Saved entries
*-*-*

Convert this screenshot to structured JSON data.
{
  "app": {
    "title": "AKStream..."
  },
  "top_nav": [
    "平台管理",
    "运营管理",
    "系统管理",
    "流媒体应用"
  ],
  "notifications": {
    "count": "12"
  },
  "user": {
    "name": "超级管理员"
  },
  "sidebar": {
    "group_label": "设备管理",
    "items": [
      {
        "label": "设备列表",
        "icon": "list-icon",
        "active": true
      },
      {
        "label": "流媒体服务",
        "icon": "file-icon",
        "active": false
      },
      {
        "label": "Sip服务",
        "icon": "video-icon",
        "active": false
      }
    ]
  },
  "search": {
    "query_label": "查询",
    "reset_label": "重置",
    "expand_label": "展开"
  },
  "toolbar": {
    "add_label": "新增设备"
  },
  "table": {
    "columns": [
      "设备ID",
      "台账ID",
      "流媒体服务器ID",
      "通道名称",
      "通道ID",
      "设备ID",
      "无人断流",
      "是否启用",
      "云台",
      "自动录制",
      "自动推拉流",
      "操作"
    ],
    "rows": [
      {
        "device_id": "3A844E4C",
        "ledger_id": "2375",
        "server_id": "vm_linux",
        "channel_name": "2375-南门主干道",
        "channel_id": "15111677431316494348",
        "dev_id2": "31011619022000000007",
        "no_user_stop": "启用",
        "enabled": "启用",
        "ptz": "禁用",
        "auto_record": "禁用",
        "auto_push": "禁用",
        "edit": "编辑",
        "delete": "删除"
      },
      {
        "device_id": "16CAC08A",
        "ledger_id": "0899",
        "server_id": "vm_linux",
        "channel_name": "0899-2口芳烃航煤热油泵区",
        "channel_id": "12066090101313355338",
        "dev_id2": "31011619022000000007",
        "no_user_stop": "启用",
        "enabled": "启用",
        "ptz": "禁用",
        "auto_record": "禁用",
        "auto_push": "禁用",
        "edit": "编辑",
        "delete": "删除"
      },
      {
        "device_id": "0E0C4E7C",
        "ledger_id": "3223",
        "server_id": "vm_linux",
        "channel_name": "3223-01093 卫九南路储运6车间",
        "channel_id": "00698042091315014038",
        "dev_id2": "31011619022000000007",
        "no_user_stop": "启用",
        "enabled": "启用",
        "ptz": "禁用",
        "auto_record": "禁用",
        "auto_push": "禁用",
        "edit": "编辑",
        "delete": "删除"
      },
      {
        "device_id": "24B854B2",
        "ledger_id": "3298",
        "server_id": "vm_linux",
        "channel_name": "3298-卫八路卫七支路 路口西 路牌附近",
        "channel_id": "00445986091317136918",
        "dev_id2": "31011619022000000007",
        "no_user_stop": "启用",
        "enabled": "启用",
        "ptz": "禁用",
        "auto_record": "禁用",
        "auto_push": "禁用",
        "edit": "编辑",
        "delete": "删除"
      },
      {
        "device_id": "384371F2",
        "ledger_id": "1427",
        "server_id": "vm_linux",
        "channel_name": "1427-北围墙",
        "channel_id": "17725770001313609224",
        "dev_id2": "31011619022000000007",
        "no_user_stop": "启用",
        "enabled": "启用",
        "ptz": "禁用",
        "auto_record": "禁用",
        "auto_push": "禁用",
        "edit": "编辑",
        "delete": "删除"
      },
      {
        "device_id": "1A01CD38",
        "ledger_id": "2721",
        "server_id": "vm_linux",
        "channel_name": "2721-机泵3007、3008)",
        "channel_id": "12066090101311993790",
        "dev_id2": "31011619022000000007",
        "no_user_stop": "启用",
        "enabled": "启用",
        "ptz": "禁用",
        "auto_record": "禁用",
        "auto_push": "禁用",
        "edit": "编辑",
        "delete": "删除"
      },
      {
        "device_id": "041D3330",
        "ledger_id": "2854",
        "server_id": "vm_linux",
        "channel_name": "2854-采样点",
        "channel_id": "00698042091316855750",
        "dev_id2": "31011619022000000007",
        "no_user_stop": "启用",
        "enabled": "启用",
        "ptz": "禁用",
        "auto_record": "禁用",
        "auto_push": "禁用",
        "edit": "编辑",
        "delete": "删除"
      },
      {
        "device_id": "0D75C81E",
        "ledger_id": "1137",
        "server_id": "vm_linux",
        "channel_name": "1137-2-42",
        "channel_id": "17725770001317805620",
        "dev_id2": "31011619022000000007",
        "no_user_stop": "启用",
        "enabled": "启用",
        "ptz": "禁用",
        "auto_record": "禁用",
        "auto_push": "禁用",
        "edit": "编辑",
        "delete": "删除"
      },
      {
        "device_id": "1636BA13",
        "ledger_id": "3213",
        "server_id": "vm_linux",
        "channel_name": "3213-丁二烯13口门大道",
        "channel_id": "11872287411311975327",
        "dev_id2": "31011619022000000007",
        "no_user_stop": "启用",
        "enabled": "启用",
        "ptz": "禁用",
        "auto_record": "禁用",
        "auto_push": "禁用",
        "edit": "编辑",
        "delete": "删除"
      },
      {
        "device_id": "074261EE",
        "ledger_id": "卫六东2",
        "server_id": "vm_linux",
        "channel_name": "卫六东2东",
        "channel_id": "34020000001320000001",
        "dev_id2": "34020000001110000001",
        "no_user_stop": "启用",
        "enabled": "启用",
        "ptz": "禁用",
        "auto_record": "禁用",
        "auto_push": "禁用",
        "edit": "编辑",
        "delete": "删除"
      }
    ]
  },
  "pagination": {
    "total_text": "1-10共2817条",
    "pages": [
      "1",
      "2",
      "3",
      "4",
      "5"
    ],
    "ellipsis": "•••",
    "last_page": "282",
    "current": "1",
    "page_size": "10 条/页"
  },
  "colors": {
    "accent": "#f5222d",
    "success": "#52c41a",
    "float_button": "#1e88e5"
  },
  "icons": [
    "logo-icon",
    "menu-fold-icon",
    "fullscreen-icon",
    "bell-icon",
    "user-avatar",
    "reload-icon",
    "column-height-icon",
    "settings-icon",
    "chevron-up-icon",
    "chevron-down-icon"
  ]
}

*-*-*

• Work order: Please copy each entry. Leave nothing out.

• Response area:
Convert this screenshot to structured JSON data.
{
  "app": {
    "title": "AKStream..."
  },
  "top_nav": [
    "平台管理",
    "运营管理",
    "系统管理",
    "流媒体应用"
  ],
  "notifications": {
    "count": "12"
  },
  "user": {
    "name": "超级管理员"
  },
  "sidebar": {
    "group_label": "设备管理",
    "items": [
      {
        "label": "设备列表",
        "icon": "list-icon",
        "active": true
      },
      {
        "label": "流媒体服务",
        "icon": "file-icon",
        "active": false
      },
      {
        "label": "Sip服务",
        "icon": "video-icon",
        "active": false
      }
    ]
  },
  "search": {
    "query_label": "查询",
    "reset_label": "重置",
    "expand_label": "展开"
  },
  "toolbar": {
    "add_label": "新增设备"
  },
  "table": {
    "columns": [
      "设备ID",
      "台账ID",
      "流媒体服务器ID",
      "通道名称",
      "通道ID",
      "设备ID",
      "无人断流",
      "是否启用",
      "云台",
      "自动录制",
      "自动推拉流",
      "操作"
    ],
    "rows": [
      {
        "device_id": "3A844E4C",
        "ledger_id": "2375",
        "server_id": "vm_linux",
        "channel_name": "2375-南门主干道",
        "channel_id": "15111677431316494348",
        "dev_id2": "31011619022000000007",
        "no_user_stop": "启用",
        "enabled": "启用",
        "ptz": "禁用",
        "auto_record": "禁用",
        "auto_push": "禁用",
        "edit": "编辑",
        "delete": "删除"
      },
      {
        "device_id": "16CAC08A",
        "ledger_id": "0899",
        "server_id": "vm_linux",
        "channel_name": "0899-2口芳烃航煤热油泵区",
        "channel_id": "12066090101313355338",
        "dev_id2": "31011619022000000007",
        "no_user_stop": "启用",
        "enabled": "启用",
        "ptz": "禁用",
        "auto_record": "禁用",
        "auto_push": "禁用",
        "edit": "编辑",
        "delete": "删除"
      },
      {
        "device_id": "0E0C4E7C",
        "ledger_id": "3223",
        "server_id": "vm_linux",
        "channel_name": "3223-01093 卫九南路储运6车间",
        "channel_id": "00698042091315014038",
        "dev_id2": "31011619022000000007",
        "no_user_stop": "启用",
        "enabled": "启用",
        "ptz": "禁用",
        "auto_record": "禁用",
        "auto_push": "禁用",
        "edit": "编辑",
        "delete": "删除"
      },
      {
        "device_id": "24B854B2",
        "ledger_id": "3298",
        "server_id": "vm_linux",
        "channel_name": "3298-卫八路卫七支路 路口西 路牌附近",
        "channel_id": "00445986091317136918",
        "dev_id2": "31011619022000000007",
        "no_user_stop": "启用",
        "enabled": "启用",
        "ptz": "禁用",
        "auto_record": "禁用",
        "auto_push": "禁用",
        "edit": "编辑",
        "delete": "删除"
      },
      {
        "device_id": "384371F2",
        "ledger_id": "1427",
        "server_id": "vm_linux",
        "channel_name": "1427-北围墙",
        "channel_id": "17725770001313609224",
        "dev_id2": "31011619022000000007",
        "no_user_stop": "启用",
        "enabled": "启用",
        "ptz": "禁用",
        "auto_record": "禁用",
        "auto_push": "禁用",
        "edit": "编辑",
        "delete": "删除"
      },
      {
        "device_id": "1A01CD38",
        "ledger_id": "2721",
        "server_id": "vm_linux",
        "channel_name": "2721-机泵3007、3008)",
        "channel_id": "12066090101311993790",
        "dev_id2": "31011619022000000007",
        "no_user_stop": "启用",
        "enabled": "启用",
        "ptz": "禁用",
        "auto_record": "禁用",
        "auto_push": "禁用",
        "edit": "编辑",
        "delete": "删除"
      },
      {
        "device_id": "041D3330",
        "ledger_id": "2854",
        "server_id": "vm_linux",
        "channel_name": "2854-采样点",
        "channel_id": "00698042091316855750",
        "dev_id2": "31011619022000000007",
        "no_user_stop": "启用",
        "enabled": "启用",
        "ptz": "禁用",
        "auto_record": "禁用",
        "auto_push": "禁用",
        "edit": "编辑",
        "delete": "删除"
      },
      {
        "device_id": "0D75C81E",
        "ledger_id": "1137",
        "server_id": "vm_linux",
        "channel_name": "1137-2-42",
        "channel_id": "17725770001317805620",
        "dev_id2": "31011619022000000007",
        "no_user_stop": "启用",
        "enabled": "启用",
        "ptz": "禁用",
        "auto_record": "禁用",
        "auto_push": "禁用",
        "edit": "编辑",
        "delete": "删除"
      },
      {
        "device_id": "1636BA13",
        "ledger_id": "3213",
        "server_id": "vm_linux",
        "channel_name": "3213-丁二烯13口门大道",
        "channel_id": "11872287411311975327",
        "dev_id2": "31011619022000000007",
        "no_user_stop": "启用",
        "enabled": "启用",
        "ptz": "禁用",
        "auto_record": "禁用",
        "auto_push": "禁用",
        "edit": "编辑",
        "delete": "删除"
      },
      {
        "device_id": "074261EE",
        "ledger_id": "卫六东2",
        "server_id": "vm_linux",
        "channel_name": "卫六东2东",
        "channel_id": "34020000001320000001",
        "dev_id2": "34020000001110000001",
        "no_user_stop": "启用",
        "enabled": "启用",
        "ptz": "禁用",
        "auto_record": "禁用",
        "auto_push": "禁用",
        "edit": "编辑",
        "delete": "删除"
      }
    ]
  },
  "pagination": {
    "total_text": "1-10共2817条",
    "pages": [
      "1",
      "2",
      "3",
      "4",
      "5"
    ],
    "ellipsis": "•••",
    "last_page": "282",
    "current": "1",
    "page_size": "10 条/页"
  },
  "colors": {
    "accent": "#f5222d",
    "success": "#52c41a",
    "float_button": "#1e88e5"
  },
  "icons": [
    "logo-icon",
    "menu-fold-icon",
    "fullscreen-icon",
    "bell-icon",
    "user-avatar",
    "reload-icon",
    "column-height-icon",
    "settings-icon",
    "chevron-up-icon",
    "chevron-down-icon"
  ]
}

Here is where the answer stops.